posted on May, 31 2008 @ 04:05 PM
Interestingly Bill Allin mentions that a large proportion of Mensa members are in low paid jobs. I believe the reason for this is that they are more
likely to do a job that they find satisfying rather than one which is financially rewarding. I myself have abandoned the career I trained for and
have chosen a lower paid job, partly because I can work evenings and weekends, so between my husband and I we can look after our children without the
need for childcare, but also because I get tremendous satisfaction from it. In fact, I could earn considerably more money doing the same job
elsewhere, but I love where I work and the people I work with, and so long as we're not on the breadline, that matters enormously to me.
I do find I can get on with just about anybody, and I think that most intelligent people are able to recognise the ability of those around them and
work within others limitations. Its very important to recognise that every person on this planet has equal worth and rights, and, quite frankly,
intelligence has diddly squat to do with that.
As to being unhappier than others, yes, I probably am. I find that discrimination, injustice, racism, sexism etc. etc. etc. weigh very heavily upon
me. But I am a depressive, and although my intellect allows me to understand the nature of the disease and take control of it, it does inevitably get
the better of me at times and so this may well have an impact upon my judgement.
It is very hard sometimes watching my children struggle within their peer groups as children undoubtedly find it much harder to pitch their
conversation at an appropriate level, but they find it easier as they get older.
It may seem very conceited of me to write like this, but I grew up in a household where I was constantly told I was stupid, and suffered terrible lack
of self confidence as a result. My epiphany came after taking an IQ test (and it took much persuasion and several glasses of the falling down water
to get me to do it so that result was probably a smidgeon lower than it could have been!). I can't begin to tell you the joy I experienced at
realising that, just sometimes in my life, I was probably right and others were wrong.
So, generally, I think if your intelligence goes unrecognised or if you are bamboozled into a career which stiffles you, or if you are a child
struggling to fit in with the kids in your year group, yes, intelligent people probably are unhappier. But I have had the good fortune in my life to
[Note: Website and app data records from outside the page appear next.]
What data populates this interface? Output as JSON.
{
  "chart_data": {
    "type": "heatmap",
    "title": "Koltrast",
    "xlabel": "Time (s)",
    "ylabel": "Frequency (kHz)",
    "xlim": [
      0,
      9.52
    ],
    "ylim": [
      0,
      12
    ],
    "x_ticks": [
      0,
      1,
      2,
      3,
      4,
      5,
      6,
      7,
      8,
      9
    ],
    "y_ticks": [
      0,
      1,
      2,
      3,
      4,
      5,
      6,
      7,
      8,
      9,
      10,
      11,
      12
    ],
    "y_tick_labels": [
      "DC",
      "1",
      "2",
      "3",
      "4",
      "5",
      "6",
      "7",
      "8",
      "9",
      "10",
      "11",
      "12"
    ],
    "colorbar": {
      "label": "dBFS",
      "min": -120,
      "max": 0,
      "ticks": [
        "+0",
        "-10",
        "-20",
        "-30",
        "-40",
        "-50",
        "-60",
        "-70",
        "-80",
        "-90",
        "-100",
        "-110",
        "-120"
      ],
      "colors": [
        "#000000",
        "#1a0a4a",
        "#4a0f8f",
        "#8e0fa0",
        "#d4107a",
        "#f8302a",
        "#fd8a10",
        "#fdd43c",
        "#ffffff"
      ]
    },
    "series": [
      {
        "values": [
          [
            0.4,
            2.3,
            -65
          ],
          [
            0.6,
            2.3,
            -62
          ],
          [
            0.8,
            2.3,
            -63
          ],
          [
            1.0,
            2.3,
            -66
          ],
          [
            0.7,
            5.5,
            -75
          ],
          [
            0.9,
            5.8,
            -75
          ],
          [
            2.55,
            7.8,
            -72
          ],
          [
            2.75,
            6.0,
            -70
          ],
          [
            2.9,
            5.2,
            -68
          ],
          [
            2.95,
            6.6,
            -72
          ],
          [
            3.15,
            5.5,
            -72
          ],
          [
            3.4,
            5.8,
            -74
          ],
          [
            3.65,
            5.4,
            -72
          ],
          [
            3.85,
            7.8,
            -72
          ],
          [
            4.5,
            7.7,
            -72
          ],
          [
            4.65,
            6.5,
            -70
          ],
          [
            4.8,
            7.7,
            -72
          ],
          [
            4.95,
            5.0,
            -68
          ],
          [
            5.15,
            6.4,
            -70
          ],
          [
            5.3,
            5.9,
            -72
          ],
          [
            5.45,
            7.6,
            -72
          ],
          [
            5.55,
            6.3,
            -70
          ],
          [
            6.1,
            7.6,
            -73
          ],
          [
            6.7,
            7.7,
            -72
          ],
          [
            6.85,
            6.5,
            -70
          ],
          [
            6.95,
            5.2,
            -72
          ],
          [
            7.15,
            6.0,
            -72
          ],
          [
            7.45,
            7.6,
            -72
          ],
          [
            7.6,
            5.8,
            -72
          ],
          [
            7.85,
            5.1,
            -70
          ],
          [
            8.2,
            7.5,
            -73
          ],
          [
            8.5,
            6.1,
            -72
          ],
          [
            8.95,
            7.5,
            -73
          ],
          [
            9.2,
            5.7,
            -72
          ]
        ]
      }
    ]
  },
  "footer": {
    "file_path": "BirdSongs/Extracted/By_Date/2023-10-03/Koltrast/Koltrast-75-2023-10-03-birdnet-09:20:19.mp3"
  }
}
know many people who undoubtedly would be regarded as genius, and they were all normal happy people for whose greatest joys were their families and
friends, not their intellectual achievements.